**Exercise details:** In the data below, which lines hold "icon"? Copy every one.
(Beginning of Data for review)
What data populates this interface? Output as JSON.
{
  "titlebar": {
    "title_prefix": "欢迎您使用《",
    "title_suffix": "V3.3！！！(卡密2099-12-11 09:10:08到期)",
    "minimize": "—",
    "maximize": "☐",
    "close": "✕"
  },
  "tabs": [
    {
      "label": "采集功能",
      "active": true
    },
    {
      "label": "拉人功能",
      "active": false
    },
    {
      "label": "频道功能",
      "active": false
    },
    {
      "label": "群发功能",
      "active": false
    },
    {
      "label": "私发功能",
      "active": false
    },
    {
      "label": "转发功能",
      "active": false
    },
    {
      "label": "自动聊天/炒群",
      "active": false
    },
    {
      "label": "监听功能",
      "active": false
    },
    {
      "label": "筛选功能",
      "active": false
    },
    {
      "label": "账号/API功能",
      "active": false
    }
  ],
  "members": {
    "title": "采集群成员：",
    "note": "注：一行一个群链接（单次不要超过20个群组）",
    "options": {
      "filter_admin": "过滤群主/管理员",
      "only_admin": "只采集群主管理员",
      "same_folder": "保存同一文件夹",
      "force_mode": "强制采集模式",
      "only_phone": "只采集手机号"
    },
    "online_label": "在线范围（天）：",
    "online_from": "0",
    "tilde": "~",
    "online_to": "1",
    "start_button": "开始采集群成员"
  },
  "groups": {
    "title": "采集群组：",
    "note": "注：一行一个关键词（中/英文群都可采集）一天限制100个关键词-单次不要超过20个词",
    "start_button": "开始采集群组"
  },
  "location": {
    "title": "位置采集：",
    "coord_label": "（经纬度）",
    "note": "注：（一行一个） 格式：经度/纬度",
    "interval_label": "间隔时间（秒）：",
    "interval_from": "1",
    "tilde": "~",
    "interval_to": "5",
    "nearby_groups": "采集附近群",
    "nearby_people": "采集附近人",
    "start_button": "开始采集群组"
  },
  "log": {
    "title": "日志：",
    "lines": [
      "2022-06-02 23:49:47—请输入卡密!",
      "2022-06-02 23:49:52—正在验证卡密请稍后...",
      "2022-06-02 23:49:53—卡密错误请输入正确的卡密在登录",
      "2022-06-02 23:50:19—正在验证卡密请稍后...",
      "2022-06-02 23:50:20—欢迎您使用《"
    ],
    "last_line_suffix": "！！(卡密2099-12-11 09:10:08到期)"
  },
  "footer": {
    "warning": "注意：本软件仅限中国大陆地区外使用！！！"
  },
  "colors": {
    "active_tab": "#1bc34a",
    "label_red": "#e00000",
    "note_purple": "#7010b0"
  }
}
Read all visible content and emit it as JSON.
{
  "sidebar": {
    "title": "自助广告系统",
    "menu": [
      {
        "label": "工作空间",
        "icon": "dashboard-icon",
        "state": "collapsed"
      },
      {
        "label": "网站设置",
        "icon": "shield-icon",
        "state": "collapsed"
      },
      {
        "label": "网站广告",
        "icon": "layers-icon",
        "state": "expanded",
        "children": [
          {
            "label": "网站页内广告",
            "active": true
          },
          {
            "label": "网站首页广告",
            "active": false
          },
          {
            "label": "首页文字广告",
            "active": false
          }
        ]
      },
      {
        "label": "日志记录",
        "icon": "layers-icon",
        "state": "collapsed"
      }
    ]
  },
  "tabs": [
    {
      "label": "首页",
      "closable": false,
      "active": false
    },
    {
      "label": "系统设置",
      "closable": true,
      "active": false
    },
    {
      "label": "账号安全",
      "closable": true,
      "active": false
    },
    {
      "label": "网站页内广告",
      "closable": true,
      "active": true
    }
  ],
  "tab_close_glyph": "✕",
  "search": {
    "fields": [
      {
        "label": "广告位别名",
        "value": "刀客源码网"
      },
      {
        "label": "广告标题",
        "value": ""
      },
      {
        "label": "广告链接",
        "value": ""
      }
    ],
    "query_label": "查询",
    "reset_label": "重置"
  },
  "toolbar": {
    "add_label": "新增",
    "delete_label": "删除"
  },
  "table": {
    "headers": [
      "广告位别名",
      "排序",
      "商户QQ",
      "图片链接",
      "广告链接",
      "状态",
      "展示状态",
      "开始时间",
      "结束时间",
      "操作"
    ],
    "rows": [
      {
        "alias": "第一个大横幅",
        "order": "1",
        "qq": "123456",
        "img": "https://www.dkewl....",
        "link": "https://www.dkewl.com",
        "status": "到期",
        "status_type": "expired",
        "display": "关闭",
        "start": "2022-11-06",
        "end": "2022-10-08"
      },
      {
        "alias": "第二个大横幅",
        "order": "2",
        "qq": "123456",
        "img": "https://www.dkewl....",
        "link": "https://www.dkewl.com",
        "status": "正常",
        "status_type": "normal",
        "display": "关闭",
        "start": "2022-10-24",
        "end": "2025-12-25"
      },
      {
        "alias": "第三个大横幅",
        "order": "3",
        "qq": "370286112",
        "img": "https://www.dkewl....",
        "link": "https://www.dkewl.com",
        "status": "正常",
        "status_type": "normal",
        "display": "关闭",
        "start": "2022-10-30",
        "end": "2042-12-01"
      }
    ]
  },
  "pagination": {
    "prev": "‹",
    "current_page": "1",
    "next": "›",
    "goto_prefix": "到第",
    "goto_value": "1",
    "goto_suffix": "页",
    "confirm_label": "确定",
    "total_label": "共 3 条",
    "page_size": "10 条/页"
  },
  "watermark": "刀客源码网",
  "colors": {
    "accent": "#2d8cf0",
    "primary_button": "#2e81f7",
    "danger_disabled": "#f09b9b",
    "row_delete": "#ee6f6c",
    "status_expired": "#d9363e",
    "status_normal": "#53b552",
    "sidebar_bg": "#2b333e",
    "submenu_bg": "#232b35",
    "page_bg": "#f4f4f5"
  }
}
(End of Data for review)
**Answer for the task:**
        "icon": "dashboard-icon",
        "icon": "shield-icon",
        "icon": "layers-icon",
        "icon": "layers-icon",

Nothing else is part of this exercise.